Records excerpted from a collection:
____________________

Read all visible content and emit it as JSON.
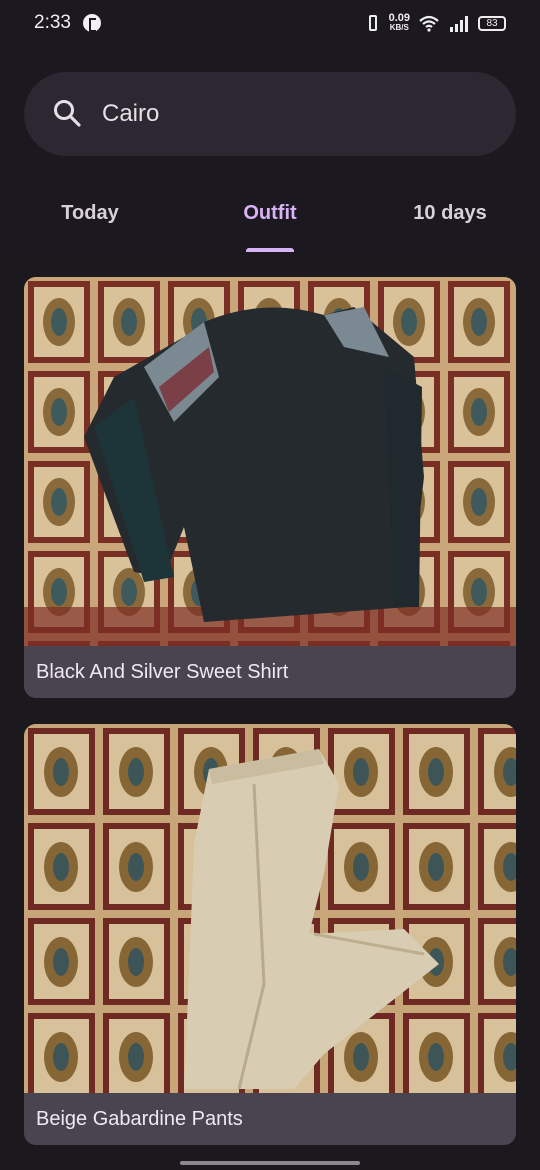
{
  "status_bar": {
    "time": "2:33",
    "net_speed_value": "0.09",
    "net_speed_unit": "KB/S",
    "battery": "83"
  },
  "search": {
    "value": "Cairo",
    "icon": "search-icon"
  },
  "tabs": [
    {
      "label": "Today",
      "active": false
    },
    {
      "label": "Outfit",
      "active": true
    },
    {
      "label": "10 days",
      "active": false
    }
  ],
  "outfits": [
    {
      "name": "Black And Silver Sweet Shirt"
    },
    {
      "name": "Beige Gabardine Pants"
    }
  ],
  "colors": {
    "accent": "#d7b3f5",
    "background": "#1b181e",
    "card": "#4a4350"
  }
}
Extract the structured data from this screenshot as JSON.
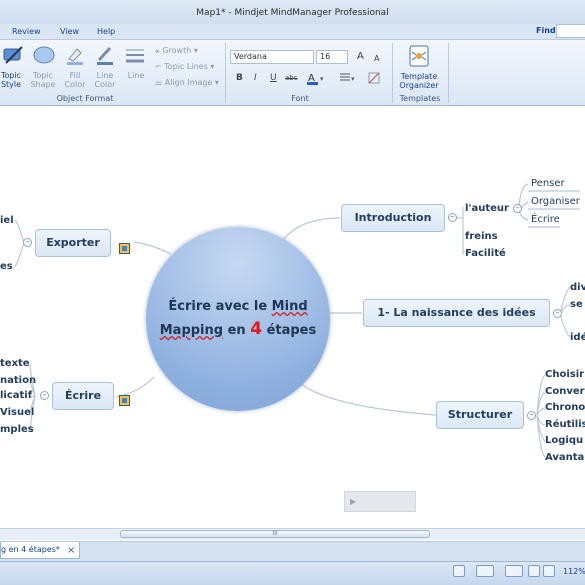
{
  "window": {
    "title": "Map1* - Mindjet MindManager Professional"
  },
  "menu": {
    "items": [
      "Review",
      "View",
      "Help"
    ],
    "find_label": "Find:"
  },
  "ribbon": {
    "object_format": {
      "label": "Object Format",
      "topic_style": "Topic\nStyle",
      "topic_shape": "Topic\nShape",
      "fill_color": "Fill\nColor",
      "line_color": "Line\nColor",
      "line": "Line",
      "growth": "Growth",
      "topic_lines": "Topic Lines",
      "align_image": "Align Image"
    },
    "font": {
      "label": "Font",
      "family": "Verdana",
      "size": "16",
      "bold": "B",
      "italic": "I",
      "underline": "U",
      "strike": "abc",
      "grow": "A",
      "shrink": "A"
    },
    "templates": {
      "label": "Templates",
      "organizer": "Template\nOrganizer"
    }
  },
  "map": {
    "central": {
      "line1a": "Écrire avec le ",
      "line1b": "Mind",
      "line2a": "Mapping",
      "line2b": " en ",
      "line2c": "4",
      "line2d": " étapes"
    },
    "topics": {
      "introduction": "Introduction",
      "naissance": "1- La naissance des idées",
      "structurer": "Structurer",
      "ecrire": "Écrire",
      "exporter": "Exporter"
    },
    "intro_children": {
      "auteur": "l'auteur",
      "freins": "freins",
      "facilite": "Facilité"
    },
    "auteur_children": [
      "Penser",
      "Organiser",
      "Écrire"
    ],
    "naissance_children": [
      "div",
      "se",
      "idé"
    ],
    "structurer_children": [
      "Choisir",
      "Conver",
      "Chrono",
      "Réutilis",
      "Logiqu",
      "Avanta"
    ],
    "ecrire_children": [
      "texte",
      "nation",
      "licatif",
      "Visuel",
      "mples"
    ],
    "exporter_children": [
      "iel",
      "es"
    ]
  },
  "tabs": {
    "document": "g en 4 étapes*",
    "close": "×"
  },
  "status": {
    "zoom": "112%"
  },
  "scroll": {
    "thumb": "III"
  },
  "colors": {
    "accent": "#15428b",
    "central_fill": "#8fb1e0",
    "highlight": "#e21818"
  }
}
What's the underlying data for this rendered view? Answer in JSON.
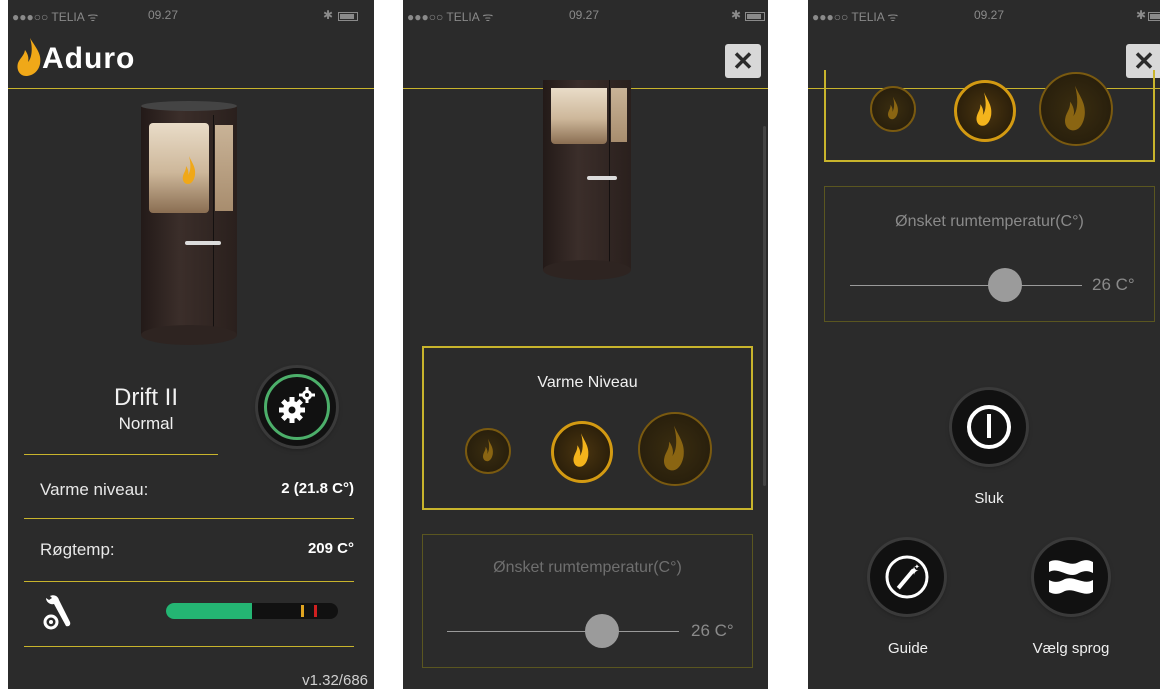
{
  "status": {
    "carrier": "●●●○○ TELIA ᯤ",
    "time": "09.27",
    "bluetooth": "✱"
  },
  "screen1": {
    "logo_text": "Aduro",
    "mode_title": "Drift II",
    "mode_sub": "Normal",
    "rows": [
      {
        "label": "Varme niveau:",
        "value": "2 (21.8 C°)"
      },
      {
        "label": "Røgtemp:",
        "value": "209 C°"
      }
    ],
    "progress": {
      "fill_fraction": 0.5,
      "marker_colors": [
        "#e0a420",
        "#d02020"
      ]
    },
    "version": "v1.32/686"
  },
  "screen2": {
    "close_label": "✕",
    "heat_title": "Varme Niveau",
    "levels": [
      "level-1",
      "level-2",
      "level-3"
    ],
    "selected_level": 2,
    "temp_title": "Ønsket rumtemperatur(C°)",
    "temp_value": "26 C°"
  },
  "screen3": {
    "close_label": "✕",
    "temp_title": "Ønsket rumtemperatur(C°)",
    "temp_value": "26 C°",
    "power_label": "Sluk",
    "guide_label": "Guide",
    "language_label": "Vælg sprog"
  },
  "colors": {
    "accent": "#c8b42c",
    "flame": "#f0b020",
    "green": "#24b573"
  }
}
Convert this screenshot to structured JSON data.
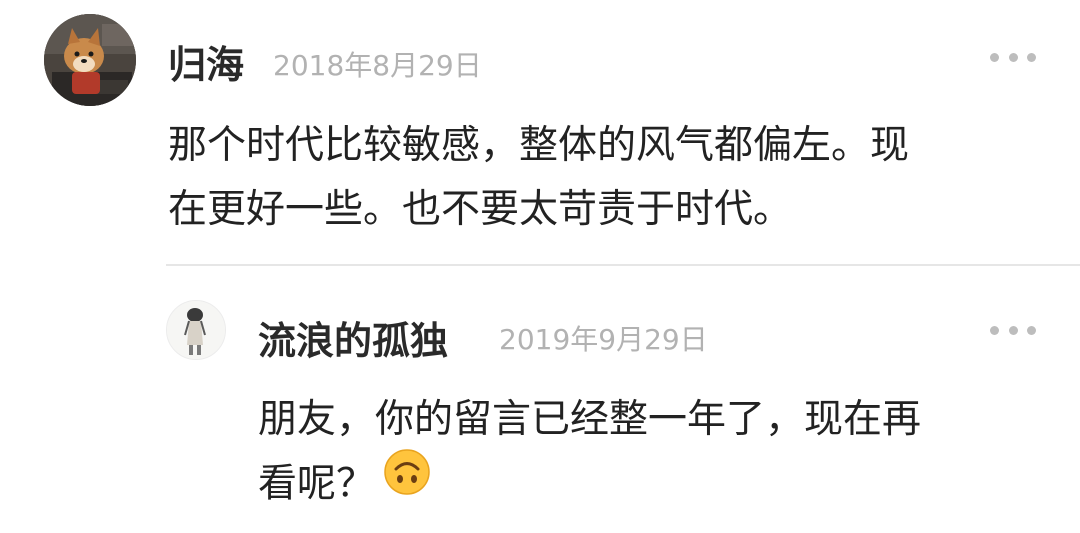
{
  "comments": [
    {
      "author": "归海",
      "date": "2018年8月29日",
      "text_line1": "那个时代比较敏感，整体的风气都偏左。现",
      "text_line2": "在更好一些。也不要太苛责于时代。",
      "avatar_icon": "shiba-dog-avatar"
    },
    {
      "author": "流浪的孤独",
      "date": "2019年9月29日",
      "text_line1": "朋友，你的留言已经整一年了，现在再",
      "text_line2": "看呢？",
      "avatar_icon": "figure-avatar",
      "emoji": "upside-down-face-emoji"
    }
  ],
  "colors": {
    "text": "#222222",
    "date": "#b2b2b2",
    "divider": "#e6e6e6",
    "dots": "#bdbdbd",
    "emoji": "#ffc43d"
  }
}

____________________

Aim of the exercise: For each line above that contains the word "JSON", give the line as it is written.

Answer for the task:
Read all visible content and emit it as JSON.
Extract the structured data from this screenshot as JSON.
What's the underlying data for this rendered view? Answer in JSON.
Convert this screenshot to structured JSON data.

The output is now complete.